> _Task description_: Take every line from the records below that includes the word "firefly".

> _Items from an interface collection_:
• • •

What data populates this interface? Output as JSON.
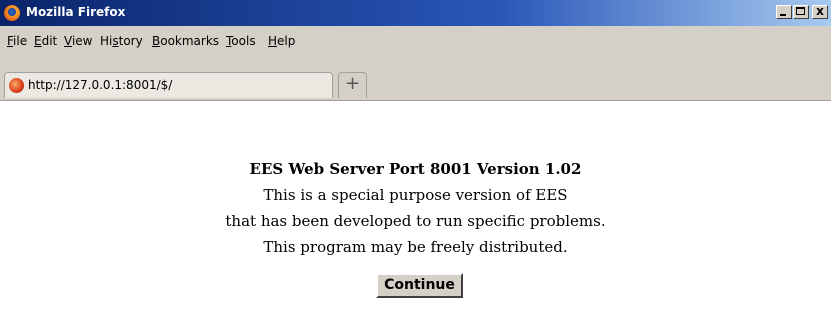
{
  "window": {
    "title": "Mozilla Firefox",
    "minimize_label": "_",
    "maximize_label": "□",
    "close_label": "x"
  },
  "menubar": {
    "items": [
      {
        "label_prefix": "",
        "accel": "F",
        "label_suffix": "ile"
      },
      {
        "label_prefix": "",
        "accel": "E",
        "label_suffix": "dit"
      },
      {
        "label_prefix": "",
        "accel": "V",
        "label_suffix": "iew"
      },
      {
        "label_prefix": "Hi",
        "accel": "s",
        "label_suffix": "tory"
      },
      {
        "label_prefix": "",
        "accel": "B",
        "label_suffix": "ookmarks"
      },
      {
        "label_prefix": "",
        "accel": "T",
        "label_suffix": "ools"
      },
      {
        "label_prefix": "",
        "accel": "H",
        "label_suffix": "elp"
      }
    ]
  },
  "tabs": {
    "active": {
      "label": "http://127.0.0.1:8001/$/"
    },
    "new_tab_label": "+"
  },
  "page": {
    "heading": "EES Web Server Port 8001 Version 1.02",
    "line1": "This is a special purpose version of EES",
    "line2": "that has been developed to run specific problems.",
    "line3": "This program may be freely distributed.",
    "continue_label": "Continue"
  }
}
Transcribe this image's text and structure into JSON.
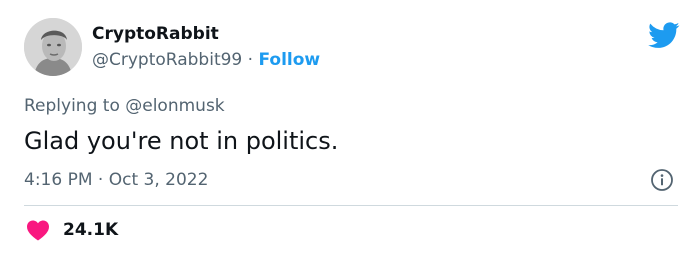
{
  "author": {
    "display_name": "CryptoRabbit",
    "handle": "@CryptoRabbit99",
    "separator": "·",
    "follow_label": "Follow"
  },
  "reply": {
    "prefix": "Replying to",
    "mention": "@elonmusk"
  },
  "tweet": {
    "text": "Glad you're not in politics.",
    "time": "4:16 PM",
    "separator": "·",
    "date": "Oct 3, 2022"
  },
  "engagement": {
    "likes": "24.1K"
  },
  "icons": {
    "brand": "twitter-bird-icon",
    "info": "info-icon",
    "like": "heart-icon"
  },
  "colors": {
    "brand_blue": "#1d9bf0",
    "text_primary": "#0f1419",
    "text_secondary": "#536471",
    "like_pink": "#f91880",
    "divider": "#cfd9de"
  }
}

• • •

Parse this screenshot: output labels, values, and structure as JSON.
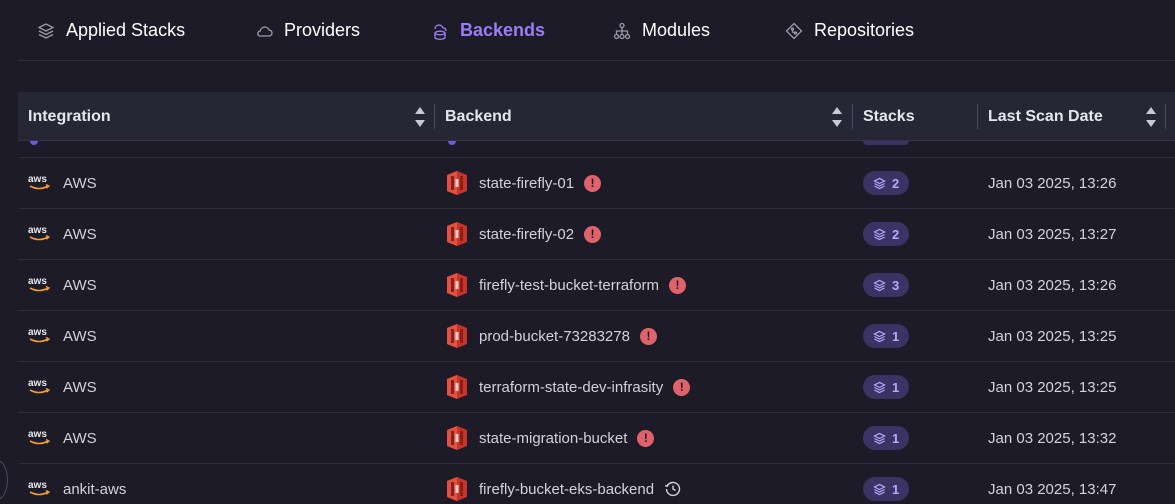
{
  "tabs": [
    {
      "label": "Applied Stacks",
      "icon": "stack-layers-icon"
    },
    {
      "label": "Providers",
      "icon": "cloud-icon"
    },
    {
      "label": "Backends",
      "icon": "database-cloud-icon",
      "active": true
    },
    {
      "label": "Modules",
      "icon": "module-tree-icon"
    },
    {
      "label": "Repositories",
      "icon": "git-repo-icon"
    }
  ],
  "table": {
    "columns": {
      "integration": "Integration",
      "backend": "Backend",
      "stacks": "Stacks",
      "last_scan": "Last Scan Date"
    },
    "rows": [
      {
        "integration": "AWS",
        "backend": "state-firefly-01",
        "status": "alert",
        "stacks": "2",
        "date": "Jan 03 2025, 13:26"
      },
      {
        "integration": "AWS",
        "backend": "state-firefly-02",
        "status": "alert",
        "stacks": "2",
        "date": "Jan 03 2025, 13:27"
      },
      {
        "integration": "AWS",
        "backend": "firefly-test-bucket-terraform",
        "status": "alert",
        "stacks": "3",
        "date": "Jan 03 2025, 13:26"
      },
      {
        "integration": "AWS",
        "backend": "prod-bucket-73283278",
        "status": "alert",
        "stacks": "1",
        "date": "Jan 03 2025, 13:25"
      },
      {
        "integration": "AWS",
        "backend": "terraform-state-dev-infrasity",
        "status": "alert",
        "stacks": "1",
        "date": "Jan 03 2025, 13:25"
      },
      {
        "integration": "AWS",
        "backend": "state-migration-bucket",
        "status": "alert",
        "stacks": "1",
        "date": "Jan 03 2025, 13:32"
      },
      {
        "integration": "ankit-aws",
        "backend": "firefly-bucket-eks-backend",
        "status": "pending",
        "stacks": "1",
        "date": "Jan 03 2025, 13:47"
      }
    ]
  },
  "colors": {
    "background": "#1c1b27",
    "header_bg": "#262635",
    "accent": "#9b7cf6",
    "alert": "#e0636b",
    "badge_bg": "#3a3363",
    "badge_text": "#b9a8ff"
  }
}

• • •

> _Solution to the problem_:
        "backend": "state-firefly-01",
        "backend": "state-firefly-02",
        "backend": "firefly-test-bucket-terraform",
        "backend": "firefly-bucket-eks-backend",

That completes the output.